Well, I really don’t have much to say on this topic; my manuscript was accepted, I was sent a contract, and the publication process got underway. I was told initially that the editing process would take up to three months; I think it was the next day I had an email saying they had no editing to do, which was great to hear.

The only times rewrites or corrections suggested were back in 2007 when the manuscript assessment agency suggested the removal of a chapter, and the extension of another.

Apart from your novel, do you do any other forms of writing?
Over the years I have written the four sequels in the Enchantment’s Deception series, created a book of poetry that will likely never see the light of day, written song lyrics.

I am working on a screenplay with a friend in America when we can both get on the net at the same time, and we’re also currently collaborating on another project, along the lines of a supernatural thriller.

When W.B. (writer’s block) strikes I step away from my work and don’t touch it again for a week or more until I know I’m ready to get back into it.

Do you have an agent? Why/why not?
I wanted to have an agent, but could not get anyone interested. Then, when Deception was published, I tried again to approach agencies requesting if they would be interested in representing me. Unfortunately so far I’ve not had any luck, but I’m not going to give up. I’ve made it this far with determination, the support of my family and luck; I’ll not be giving up until I’ve achieved my next goal.

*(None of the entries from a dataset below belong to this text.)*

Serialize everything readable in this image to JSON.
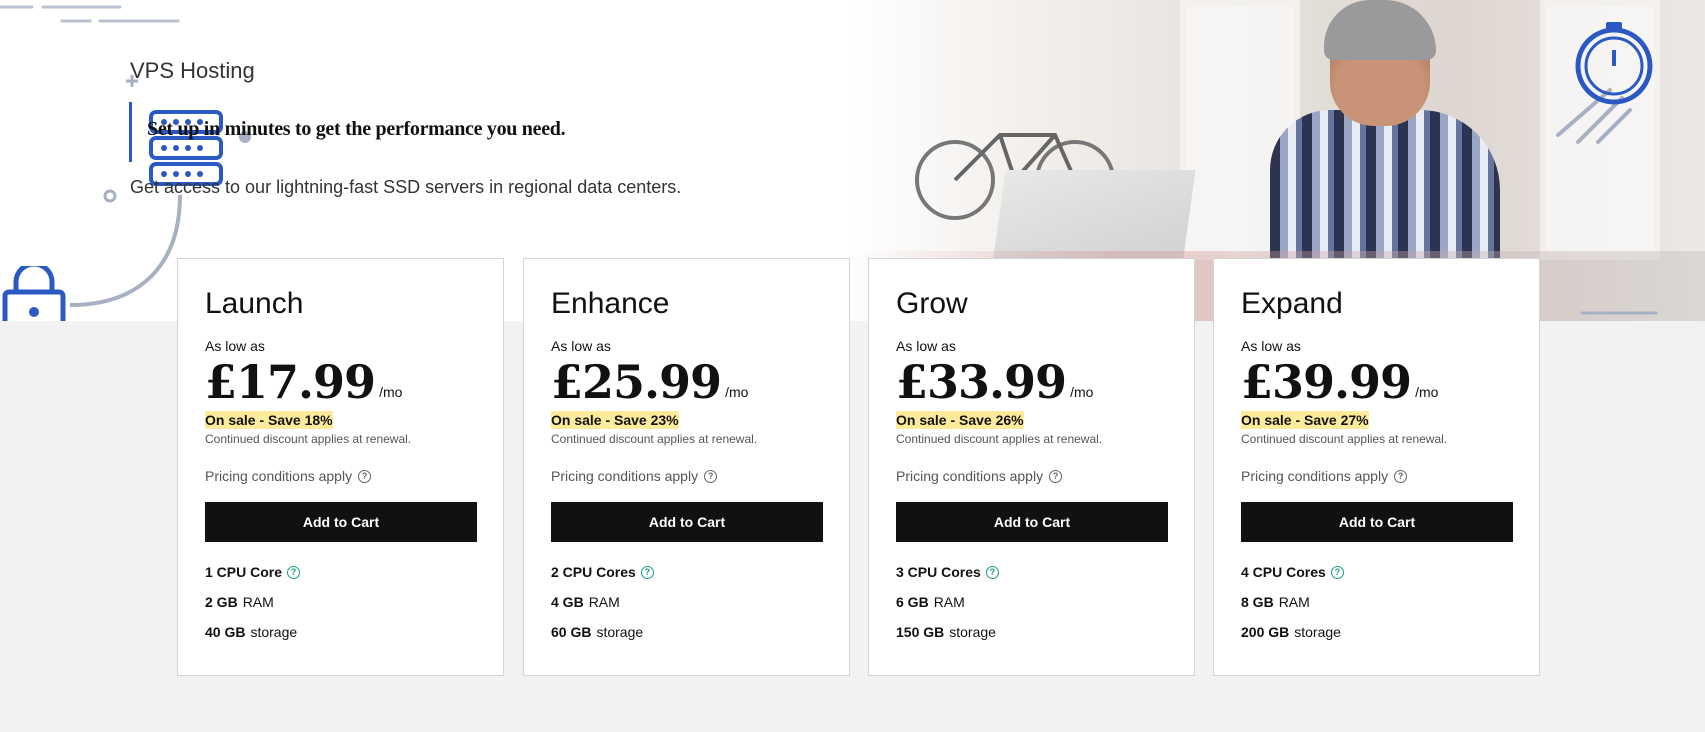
{
  "hero": {
    "title": "VPS Hosting",
    "tagline": "Set up in minutes to get the performance you need.",
    "subtitle": "Get access to our lightning-fast SSD servers in regional data centers.",
    "accent_color": "#2b59c3"
  },
  "plans": [
    {
      "name": "Launch",
      "as_low_as": "As low as",
      "price": "£17.99",
      "per": "/mo",
      "sale": "On sale - Save 18%",
      "renewal": "Continued discount applies at renewal.",
      "conditions": "Pricing conditions apply",
      "cta": "Add to Cart",
      "cpu_value": "1 CPU Core",
      "ram_value": "2 GB",
      "ram_unit": "RAM",
      "storage_value": "40 GB",
      "storage_unit": "storage"
    },
    {
      "name": "Enhance",
      "as_low_as": "As low as",
      "price": "£25.99",
      "per": "/mo",
      "sale": "On sale - Save 23%",
      "renewal": "Continued discount applies at renewal.",
      "conditions": "Pricing conditions apply",
      "cta": "Add to Cart",
      "cpu_value": "2 CPU Cores",
      "ram_value": "4 GB",
      "ram_unit": "RAM",
      "storage_value": "60 GB",
      "storage_unit": "storage"
    },
    {
      "name": "Grow",
      "as_low_as": "As low as",
      "price": "£33.99",
      "per": "/mo",
      "sale": "On sale - Save 26%",
      "renewal": "Continued discount applies at renewal.",
      "conditions": "Pricing conditions apply",
      "cta": "Add to Cart",
      "cpu_value": "3 CPU Cores",
      "ram_value": "6 GB",
      "ram_unit": "RAM",
      "storage_value": "150 GB",
      "storage_unit": "storage"
    },
    {
      "name": "Expand",
      "as_low_as": "As low as",
      "price": "£39.99",
      "per": "/mo",
      "sale": "On sale - Save 27%",
      "renewal": "Continued discount applies at renewal.",
      "conditions": "Pricing conditions apply",
      "cta": "Add to Cart",
      "cpu_value": "4 CPU Cores",
      "ram_value": "8 GB",
      "ram_unit": "RAM",
      "storage_value": "200 GB",
      "storage_unit": "storage"
    }
  ],
  "colors": {
    "sale_highlight": "#fdeb9b",
    "button_bg": "#111111",
    "help_icon": "#1a9c8f",
    "page_bg": "#f2f2f2"
  },
  "icons": [
    "help-icon",
    "server-icon",
    "lock-icon",
    "stopwatch-icon"
  ]
}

How do you go about negotiating your contract with your publisher?
I have a set contract with my publisher, which does not appear to be open to negotiation at this time. Before I even consider trying to renegotiate, I’d like to try and build up sales of Deception. I’ve had positive feedback so far, so I’m hoping it will have some popularity in the future.

What’s happened in the past with publicity and promotions for your books? Have you had assistance from your publishers or have you organised everything?
Strategic created a press release for me, and have also made up a book trailer on YouTube. My niece, knowing I’m definitely not very Internet savvy, created a fan page for me on Facebook. My sister and I have worked together making up bookmarks with Deception’s details, which we’ve left with the local bookstores, libraries, and handed out to people throughout the nearest shopping centres.

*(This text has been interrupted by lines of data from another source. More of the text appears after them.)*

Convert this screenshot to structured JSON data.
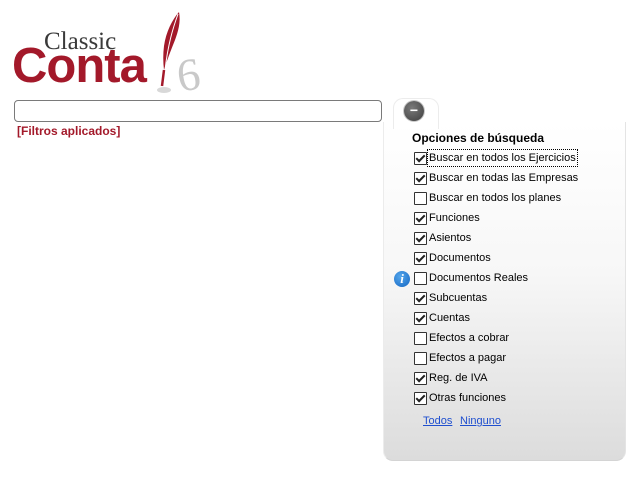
{
  "logo": {
    "top_text": "Classic",
    "main_text": "Conta",
    "version": "6",
    "colors": {
      "brand": "#a3192a",
      "top_text": "#3a3a3a",
      "version": "#c9c9c9"
    }
  },
  "search": {
    "value": "",
    "placeholder": ""
  },
  "filters_applied_label": "[Filtros aplicados]",
  "panel": {
    "toggle_symbol": "−",
    "title": "Opciones de búsqueda",
    "options": [
      {
        "label": "Buscar en todos los Ejercicios",
        "checked": true
      },
      {
        "label": "Buscar en todas las Empresas",
        "checked": true
      },
      {
        "label": "Buscar en todos los planes",
        "checked": false
      },
      {
        "label": "Funciones",
        "checked": true
      },
      {
        "label": "Asientos",
        "checked": true
      },
      {
        "label": "Documentos",
        "checked": true
      },
      {
        "label": "Documentos Reales",
        "checked": false
      },
      {
        "label": "Subcuentas",
        "checked": true
      },
      {
        "label": "Cuentas",
        "checked": true
      },
      {
        "label": "Efectos a cobrar",
        "checked": false
      },
      {
        "label": "Efectos a pagar",
        "checked": false
      },
      {
        "label": "Reg. de IVA",
        "checked": true
      },
      {
        "label": "Otras funciones",
        "checked": true
      }
    ],
    "info_symbol": "i",
    "select_all_label": "Todos",
    "select_none_label": "Ninguno",
    "link_color": "#1f4fcf"
  }
}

The bookstore I work for have given me a large window for promotional purposes, and we have posters of the book’s cover in store with ‘Coming Soon: Order Now’ signage. I was also interviewed and photographed for our local Messenger newspaper, which has garnered some interest in the book.

Have you done a book launch, book signings, spoken at literary events and festivals, or spoken on radio?
So far I haven’t been able to get the attention of radio stations, nor have I done any book signings. We have arranged a belated launch, complete with raffle, giveaways, book signing and balloons for children — we are just waiting on the stock to arrive before we can set a date.

Have you spoken to schools or other groups?
Not as yet; it’s currently school holidays, so I am unable to contact anyone regarding speaking to the students. However, several schools have already stated their interest in having Deception included in the school curriculum for next year. When the holidays are over I’m going to be approaching the schools again, and will continue to do so, until I get an answer.

I know you’re not very keen on online promotion, but how do you find online communities such as Goodreads?
Goodreads is fantastic. I’ve joined several online communities, such as Elfwood and Authors Den, but I have found Goodreads to be by far the best. The interaction is fun, informative, and nobody is excluded as you can sometimes feel on certain sites. It was my friend in America who introduced me to Goodreads, and I’d been on it for a week or so I think, when I was contacted by Mandy and invited to the Aussie Reads section. I’m not very confident with the internet, but Goodreads has been invaluable.

In part 2 of her interview, Amber talks about life as a writer and her writing background. I’ll put up part 2 early next week.